Satellite orbits at the same direction of the earth’s and at more angular speed than earth’s.
Satellite orbits at the opposite direction of the earth’s and at less angular speed than earth’s.Slide10
Types of Satellites
Geostationary Earth Orbit (GEO)
These satellites are in orbit 35,863 km above the earth’s surface along the equator.
Objects in Geostationary orbit revolve around the earth at the same speed as the earth rotates. This means GEO satellites remain in the same position relative to the surface of earth.Slide12
A GEO satellite’s distance from earth gives it a large coverage area, almost a fourth of the earth’s surface.
No expensive tracking equipment is required
These factors make it ideal for satellite broadcast and other multipoint applications.
A GEO satellite’s distance also cause it to have both a comparatively weak signal and a time delay in the signal, which is bad for point to point communication.
GEO satellites, centered above the equator, have difficulty broadcasting signals to near polar regions
Require higher transmit power and sensitive receivers
is required to placeSlide13
Low Earth Orbit (LEO)
LEO satellites are much closer to the earth than GEO satellites, ranging from 500 to 1,500 km above the surface.
LEO satellites don’t stay in fixed position relative to the
A LEO satellite’s proximity to earth compared to a GEO satellite gives it a better signal strength and less of a time delay, which makes it better for point to point communication.
Atmospheric drag effects LEO satellites, causing gradual orbital deterioration.Slide15
Medium Earth Orbit (MEO)
A MEO satellite is in orbit somewhere between 8,000 km and 18,000 km above the earth’s surface.
MEO satellites are similar to LEO satellites in functionality.
MEO satellites are visible for much longer periods of time than LEO satellites, usually between 2 to 8 hours.
MEO satellites have a larger coverage area than LEO satellites.Slide16
A MEO satellite’s longer duration of visibility
satellites are needed in a MEO network than a LEO network.
A MEO satellite’s distance gives it a longer time delay and weaker signal than a LEO satellite, though not as bad as a GEO satellite.Slide17
Line of Nodes
Angle of inclination is 0
No ascending or descending node
No line of nodes
Angle of inclination is 90
100% coverage areaSlide18Slide19
Basics: Factors in satellite communication
Elevation Angle: The angle of the horizontal of the earth surface to the center line of the satellite transmission beam.
This effects the satellites coverage area.
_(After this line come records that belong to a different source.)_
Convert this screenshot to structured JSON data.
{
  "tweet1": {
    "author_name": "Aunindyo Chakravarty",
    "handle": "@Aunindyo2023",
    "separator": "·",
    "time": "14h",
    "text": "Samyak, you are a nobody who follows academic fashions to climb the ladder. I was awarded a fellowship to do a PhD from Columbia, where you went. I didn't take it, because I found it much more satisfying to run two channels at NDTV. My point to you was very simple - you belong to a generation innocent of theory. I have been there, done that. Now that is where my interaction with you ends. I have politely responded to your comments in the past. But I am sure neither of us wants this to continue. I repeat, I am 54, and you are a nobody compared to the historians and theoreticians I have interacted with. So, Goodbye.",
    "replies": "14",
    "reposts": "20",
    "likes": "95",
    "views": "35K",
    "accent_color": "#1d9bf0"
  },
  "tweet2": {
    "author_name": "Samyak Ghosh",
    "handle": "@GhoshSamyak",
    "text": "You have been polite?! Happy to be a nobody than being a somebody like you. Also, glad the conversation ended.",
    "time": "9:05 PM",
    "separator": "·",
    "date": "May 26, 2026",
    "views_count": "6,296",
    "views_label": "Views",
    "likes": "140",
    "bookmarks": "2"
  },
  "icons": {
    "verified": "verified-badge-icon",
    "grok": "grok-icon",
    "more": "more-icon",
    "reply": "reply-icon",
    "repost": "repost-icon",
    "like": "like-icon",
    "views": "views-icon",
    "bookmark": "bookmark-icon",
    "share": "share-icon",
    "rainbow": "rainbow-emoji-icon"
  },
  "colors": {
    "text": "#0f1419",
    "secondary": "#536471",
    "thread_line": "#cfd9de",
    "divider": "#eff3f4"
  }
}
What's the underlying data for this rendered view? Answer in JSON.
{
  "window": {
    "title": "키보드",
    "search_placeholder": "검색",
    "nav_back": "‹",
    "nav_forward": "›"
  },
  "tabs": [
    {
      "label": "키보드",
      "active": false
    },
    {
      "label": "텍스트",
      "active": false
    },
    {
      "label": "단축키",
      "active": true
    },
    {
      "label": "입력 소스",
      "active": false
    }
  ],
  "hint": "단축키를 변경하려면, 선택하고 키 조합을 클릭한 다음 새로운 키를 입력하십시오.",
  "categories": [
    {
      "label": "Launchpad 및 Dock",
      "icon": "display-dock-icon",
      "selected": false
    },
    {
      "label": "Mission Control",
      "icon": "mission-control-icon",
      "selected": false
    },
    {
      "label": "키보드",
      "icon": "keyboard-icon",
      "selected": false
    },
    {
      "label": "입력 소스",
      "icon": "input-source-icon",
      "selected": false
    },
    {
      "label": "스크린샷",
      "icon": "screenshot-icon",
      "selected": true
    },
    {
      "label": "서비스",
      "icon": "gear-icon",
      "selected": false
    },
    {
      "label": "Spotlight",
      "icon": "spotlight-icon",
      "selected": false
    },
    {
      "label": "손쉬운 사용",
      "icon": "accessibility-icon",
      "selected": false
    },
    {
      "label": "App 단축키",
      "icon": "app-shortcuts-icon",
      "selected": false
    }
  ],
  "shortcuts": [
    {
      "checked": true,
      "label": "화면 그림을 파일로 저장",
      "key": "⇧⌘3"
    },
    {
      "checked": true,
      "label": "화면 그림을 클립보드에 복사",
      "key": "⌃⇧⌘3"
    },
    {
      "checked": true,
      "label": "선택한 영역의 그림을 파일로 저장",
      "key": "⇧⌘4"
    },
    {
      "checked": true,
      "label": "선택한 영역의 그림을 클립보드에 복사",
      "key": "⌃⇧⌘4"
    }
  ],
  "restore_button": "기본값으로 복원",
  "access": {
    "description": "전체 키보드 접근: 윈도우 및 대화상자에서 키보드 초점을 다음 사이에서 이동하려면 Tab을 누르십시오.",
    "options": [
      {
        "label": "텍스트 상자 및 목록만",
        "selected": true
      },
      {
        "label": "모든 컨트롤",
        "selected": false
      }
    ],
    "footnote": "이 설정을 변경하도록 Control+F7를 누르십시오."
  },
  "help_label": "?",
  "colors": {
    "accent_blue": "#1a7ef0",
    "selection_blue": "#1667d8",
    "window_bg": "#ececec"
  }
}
Ideally, you want a elevation angle of 0 degrees, so the transmission beam reaches the horizon visible to the satellite in all directions.
However, because of environmental factors like objects blocking the transmission, atmospheric attenuation, and the earth electrical background noise, there is a minimum elevation angle of earth stations.
Coverage Angle: A measure of the portion of the earth surface visible to a satellite taking the minimum elevation angle into account.Slide20
No special antenna tracking equipment is
Completes one revolution around the earth in 24 hours
Orbits are circular, so speed of rotation is constant throughout the orbit
Follow equatorial orbit, angle of inclination must be 0
Same angular speed and same direction as that of the earth
Zakia Sultana Components A microwave repeater in the sky consisting of transmitter receiver amplifier regenerator mux demux antenna and so on Space segment The transponder Earth segment ID: 796979 Download